(Your goal): What's required is a verbatim printout of all the data.
[Start of Attachment]
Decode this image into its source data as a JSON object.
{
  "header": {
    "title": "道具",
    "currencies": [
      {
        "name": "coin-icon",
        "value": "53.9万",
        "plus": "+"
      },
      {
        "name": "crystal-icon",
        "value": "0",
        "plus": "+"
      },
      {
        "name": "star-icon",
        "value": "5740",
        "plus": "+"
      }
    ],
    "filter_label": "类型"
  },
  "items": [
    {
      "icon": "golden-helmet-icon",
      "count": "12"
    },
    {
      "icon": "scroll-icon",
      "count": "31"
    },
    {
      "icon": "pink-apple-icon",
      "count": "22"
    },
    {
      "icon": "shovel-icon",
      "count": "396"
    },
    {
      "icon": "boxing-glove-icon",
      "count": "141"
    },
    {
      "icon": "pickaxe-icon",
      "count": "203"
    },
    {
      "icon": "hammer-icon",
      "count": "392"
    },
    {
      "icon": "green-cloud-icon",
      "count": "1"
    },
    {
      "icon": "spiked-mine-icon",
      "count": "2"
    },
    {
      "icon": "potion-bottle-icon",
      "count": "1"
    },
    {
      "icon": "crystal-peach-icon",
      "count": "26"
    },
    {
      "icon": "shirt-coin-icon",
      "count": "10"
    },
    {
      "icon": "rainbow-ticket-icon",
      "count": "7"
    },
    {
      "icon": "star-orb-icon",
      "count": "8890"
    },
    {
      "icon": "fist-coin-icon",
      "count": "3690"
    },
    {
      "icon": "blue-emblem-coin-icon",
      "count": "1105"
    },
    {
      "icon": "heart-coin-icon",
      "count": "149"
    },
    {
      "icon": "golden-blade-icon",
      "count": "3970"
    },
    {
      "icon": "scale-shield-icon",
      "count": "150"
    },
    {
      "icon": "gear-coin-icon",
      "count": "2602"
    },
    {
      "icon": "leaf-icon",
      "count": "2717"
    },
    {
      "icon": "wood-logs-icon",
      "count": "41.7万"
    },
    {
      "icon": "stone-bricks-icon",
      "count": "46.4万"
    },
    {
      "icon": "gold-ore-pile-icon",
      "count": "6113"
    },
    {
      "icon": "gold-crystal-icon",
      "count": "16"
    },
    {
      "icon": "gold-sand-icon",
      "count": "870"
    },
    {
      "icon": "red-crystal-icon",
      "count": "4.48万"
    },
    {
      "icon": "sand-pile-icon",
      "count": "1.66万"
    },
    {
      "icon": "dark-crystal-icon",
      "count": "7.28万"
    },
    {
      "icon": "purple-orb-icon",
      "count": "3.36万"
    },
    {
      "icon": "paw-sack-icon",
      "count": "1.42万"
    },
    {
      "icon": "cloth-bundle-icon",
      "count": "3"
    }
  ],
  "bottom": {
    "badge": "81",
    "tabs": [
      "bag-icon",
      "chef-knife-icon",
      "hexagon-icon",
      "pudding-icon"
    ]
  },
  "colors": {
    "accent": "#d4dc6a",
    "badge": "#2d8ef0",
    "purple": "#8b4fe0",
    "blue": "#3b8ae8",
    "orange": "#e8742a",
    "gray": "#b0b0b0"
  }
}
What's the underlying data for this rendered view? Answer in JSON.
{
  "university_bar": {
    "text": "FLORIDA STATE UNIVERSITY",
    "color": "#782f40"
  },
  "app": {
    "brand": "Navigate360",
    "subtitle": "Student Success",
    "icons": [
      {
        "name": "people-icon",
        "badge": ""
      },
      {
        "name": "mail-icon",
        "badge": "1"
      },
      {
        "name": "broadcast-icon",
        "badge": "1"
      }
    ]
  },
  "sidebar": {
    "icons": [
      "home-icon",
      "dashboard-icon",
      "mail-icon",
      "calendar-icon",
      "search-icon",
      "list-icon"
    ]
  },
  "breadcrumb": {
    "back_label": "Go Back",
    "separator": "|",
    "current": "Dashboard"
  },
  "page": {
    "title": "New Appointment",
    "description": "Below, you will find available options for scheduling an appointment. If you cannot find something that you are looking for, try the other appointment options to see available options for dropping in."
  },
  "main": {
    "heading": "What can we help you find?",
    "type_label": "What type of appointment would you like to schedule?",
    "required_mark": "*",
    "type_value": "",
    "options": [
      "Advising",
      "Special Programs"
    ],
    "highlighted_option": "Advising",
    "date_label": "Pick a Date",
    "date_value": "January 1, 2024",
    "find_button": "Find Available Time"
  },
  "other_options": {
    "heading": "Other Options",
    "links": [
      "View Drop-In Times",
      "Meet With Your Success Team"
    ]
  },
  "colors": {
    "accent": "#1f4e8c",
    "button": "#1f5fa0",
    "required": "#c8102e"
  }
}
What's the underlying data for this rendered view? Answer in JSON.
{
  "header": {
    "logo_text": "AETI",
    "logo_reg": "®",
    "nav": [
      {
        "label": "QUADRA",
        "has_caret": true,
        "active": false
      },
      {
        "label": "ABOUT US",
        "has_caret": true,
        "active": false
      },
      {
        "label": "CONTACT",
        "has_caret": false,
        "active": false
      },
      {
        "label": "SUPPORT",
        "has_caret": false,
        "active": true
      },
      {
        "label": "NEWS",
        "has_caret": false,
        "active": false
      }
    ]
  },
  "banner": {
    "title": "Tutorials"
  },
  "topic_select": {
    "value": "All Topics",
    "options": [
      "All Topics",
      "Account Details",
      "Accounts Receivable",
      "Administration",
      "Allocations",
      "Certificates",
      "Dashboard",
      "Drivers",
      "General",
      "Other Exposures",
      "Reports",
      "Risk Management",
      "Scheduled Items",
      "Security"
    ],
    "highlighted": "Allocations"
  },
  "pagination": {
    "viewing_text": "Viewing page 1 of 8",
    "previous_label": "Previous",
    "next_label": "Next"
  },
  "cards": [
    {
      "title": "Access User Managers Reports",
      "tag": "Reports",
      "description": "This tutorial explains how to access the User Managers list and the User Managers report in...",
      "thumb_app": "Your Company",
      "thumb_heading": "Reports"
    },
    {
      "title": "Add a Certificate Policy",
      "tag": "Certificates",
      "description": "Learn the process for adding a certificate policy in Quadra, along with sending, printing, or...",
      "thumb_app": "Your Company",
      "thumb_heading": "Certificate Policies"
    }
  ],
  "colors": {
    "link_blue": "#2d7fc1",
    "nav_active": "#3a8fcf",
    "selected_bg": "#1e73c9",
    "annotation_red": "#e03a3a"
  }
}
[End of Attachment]
(Written answer):
Decode this image into its source data as a JSON object.
{
  "header": {
    "title": "道具",
    "currencies": [
      {
        "name": "coin-icon",
        "value": "53.9万",
        "plus": "+"
      },
      {
        "name": "crystal-icon",
        "value": "0",
        "plus": "+"
      },
      {
        "name": "star-icon",
        "value": "5740",
        "plus": "+"
      }
    ],
    "filter_label": "类型"
  },
  "items": [
    {
      "icon": "golden-helmet-icon",
      "count": "12"
    },
    {
      "icon": "scroll-icon",
      "count": "31"
    },
    {
      "icon": "pink-apple-icon",
      "count": "22"
    },
    {
      "icon": "shovel-icon",
      "count": "396"
    },
    {
      "icon": "boxing-glove-icon",
      "count": "141"
    },
    {
      "icon": "pickaxe-icon",
      "count": "203"
    },
    {
      "icon": "hammer-icon",
      "count": "392"
    },
    {
      "icon": "green-cloud-icon",
      "count": "1"
    },
    {
      "icon": "spiked-mine-icon",
      "count": "2"
    },
    {
      "icon": "potion-bottle-icon",
      "count": "1"
    },
    {
      "icon": "crystal-peach-icon",
      "count": "26"
    },
    {
      "icon": "shirt-coin-icon",
      "count": "10"
    },
    {
      "icon": "rainbow-ticket-icon",
      "count": "7"
    },
    {
      "icon": "star-orb-icon",
      "count": "8890"
    },
    {
      "icon": "fist-coin-icon",
      "count": "3690"
    },
    {
      "icon": "blue-emblem-coin-icon",
      "count": "1105"
    },
    {
      "icon": "heart-coin-icon",
      "count": "149"
    },
    {
      "icon": "golden-blade-icon",
      "count": "3970"
    },
    {
      "icon": "scale-shield-icon",
      "count": "150"
    },
    {
      "icon": "gear-coin-icon",
      "count": "2602"
    },
    {
      "icon": "leaf-icon",
      "count": "2717"
    },
    {
      "icon": "wood-logs-icon",
      "count": "41.7万"
    },
    {
      "icon": "stone-bricks-icon",
      "count": "46.4万"
    },
    {
      "icon": "gold-ore-pile-icon",
      "count": "6113"
    },
    {
      "icon": "gold-crystal-icon",
      "count": "16"
    },
    {
      "icon": "gold-sand-icon",
      "count": "870"
    },
    {
      "icon": "red-crystal-icon",
      "count": "4.48万"
    },
    {
      "icon": "sand-pile-icon",
      "count": "1.66万"
    },
    {
      "icon": "dark-crystal-icon",
      "count": "7.28万"
    },
    {
      "icon": "purple-orb-icon",
      "count": "3.36万"
    },
    {
      "icon": "paw-sack-icon",
      "count": "1.42万"
    },
    {
      "icon": "cloth-bundle-icon",
      "count": "3"
    }
  ],
  "bottom": {
    "badge": "81",
    "tabs": [
      "bag-icon",
      "chef-knife-icon",
      "hexagon-icon",
      "pudding-icon"
    ]
  },
  "colors": {
    "accent": "#d4dc6a",
    "badge": "#2d8ef0",
    "purple": "#8b4fe0",
    "blue": "#3b8ae8",
    "orange": "#e8742a",
    "gray": "#b0b0b0"
  }
}
What's the underlying data for this rendered view? Answer in JSON.
{
  "university_bar": {
    "text": "FLORIDA STATE UNIVERSITY",
    "color": "#782f40"
  },
  "app": {
    "brand": "Navigate360",
    "subtitle": "Student Success",
    "icons": [
      {
        "name": "people-icon",
        "badge": ""
      },
      {
        "name": "mail-icon",
        "badge": "1"
      },
      {
        "name": "broadcast-icon",
        "badge": "1"
      }
    ]
  },
  "sidebar": {
    "icons": [
      "home-icon",
      "dashboard-icon",
      "mail-icon",
      "calendar-icon",
      "search-icon",
      "list-icon"
    ]
  },
  "breadcrumb": {
    "back_label": "Go Back",
    "separator": "|",
    "current": "Dashboard"
  },
  "page": {
    "title": "New Appointment",
    "description": "Below, you will find available options for scheduling an appointment. If you cannot find something that you are looking for, try the other appointment options to see available options for dropping in."
  },
  "main": {
    "heading": "What can we help you find?",
    "type_label": "What type of appointment would you like to schedule?",
    "required_mark": "*",
    "type_value": "",
    "options": [
      "Advising",
      "Special Programs"
    ],
    "highlighted_option": "Advising",
    "date_label": "Pick a Date",
    "date_value": "January 1, 2024",
    "find_button": "Find Available Time"
  },
  "other_options": {
    "heading": "Other Options",
    "links": [
      "View Drop-In Times",
      "Meet With Your Success Team"
    ]
  },
  "colors": {
    "accent": "#1f4e8c",
    "button": "#1f5fa0",
    "required": "#c8102e"
  }
}
What's the underlying data for this rendered view? Answer in JSON.
{
  "header": {
    "logo_text": "AETI",
    "logo_reg": "®",
    "nav": [
      {
        "label": "QUADRA",
        "has_caret": true,
        "active": false
      },
      {
        "label": "ABOUT US",
        "has_caret": true,
        "active": false
      },
      {
        "label": "CONTACT",
        "has_caret": false,
        "active": false
      },
      {
        "label": "SUPPORT",
        "has_caret": false,
        "active": true
      },
      {
        "label": "NEWS",
        "has_caret": false,
        "active": false
      }
    ]
  },
  "banner": {
    "title": "Tutorials"
  },
  "topic_select": {
    "value": "All Topics",
    "options": [
      "All Topics",
      "Account Details",
      "Accounts Receivable",
      "Administration",
      "Allocations",
      "Certificates",
      "Dashboard",
      "Drivers",
      "General",
      "Other Exposures",
      "Reports",
      "Risk Management",
      "Scheduled Items",
      "Security"
    ],
    "highlighted": "Allocations"
  },
  "pagination": {
    "viewing_text": "Viewing page 1 of 8",
    "previous_label": "Previous",
    "next_label": "Next"
  },
  "cards": [
    {
      "title": "Access User Managers Reports",
      "tag": "Reports",
      "description": "This tutorial explains how to access the User Managers list and the User Managers report in...",
      "thumb_app": "Your Company",
      "thumb_heading": "Reports"
    },
    {
      "title": "Add a Certificate Policy",
      "tag": "Certificates",
      "description": "Learn the process for adding a certificate policy in Quadra, along with sending, printing, or...",
      "thumb_app": "Your Company",
      "thumb_heading": "Certificate Policies"
    }
  ],
  "colors": {
    "link_blue": "#2d7fc1",
    "nav_active": "#3a8fcf",
    "selected_bg": "#1e73c9",
    "annotation_red": "#e03a3a"
  }
}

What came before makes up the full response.